In a new article about the Doris Duke Charitable Foundation-led COVID-19 Fund to Retain Clinical Scientists, Inside Philanthropy details how the nation’s largest funding collaborative to advance equity in biomedicine is reducing the risk faced by the field of “losing the best young talent” to the pandemic-exacerbated “work-caregiving crunch.” The joint effort, with funders including the American Heart Association, the Burroughs Wellcome Fund, the John Templeton Foundation, the Rita Allen Foundation and the Walder Foundation, is helping 22 medical schools provide more than 250 early-career biomedical faculty who are experiencing periods of caregiving crisis with supplemental support for their research, such as administrative personnel and technicians, to keep their careers and important progress toward scientific discovery on track.
DDCF President and CEO Sam Gill and Program Director for Medical Research Sindy Escobar Alvarez shared their insights on the need for the concerted initiative and on how it will directly drive equity in the biomedical research field:

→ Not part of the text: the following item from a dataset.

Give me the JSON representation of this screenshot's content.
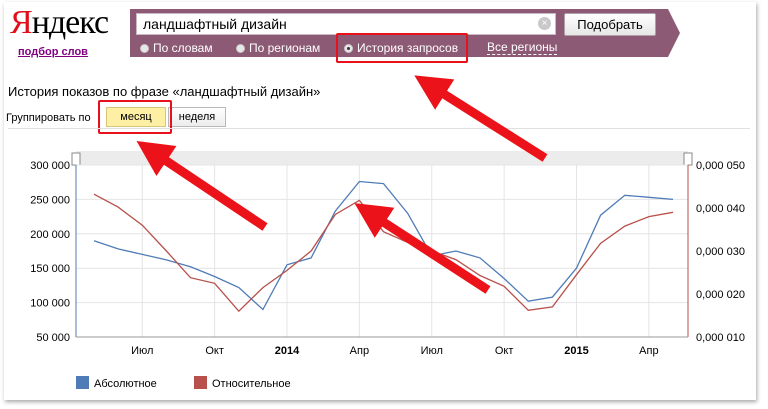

“Although male researchers obviously have caregiving burdens, women are more likely to leave academic research as a result of such family considerations, said Escobar-Alvarez. ‘At the medical school level, we see parity in gender of the students, even slightly more women, but at the higher levels in research institutions there are many more men,’ she said.”
“Sam Gill, CEO and president of DDCF, hopes the program’s collaborative nature will deliver impact over and above the six funders’ contributions. ‘All of the foundations joining with us in this effort have been working to ensure that the biomedical sciences can be more equitable and inclusive,’ he said. ‘As a collaboration, we can send a message to institutions that this is a real priority.’”
Read more in Inside Philanthropy.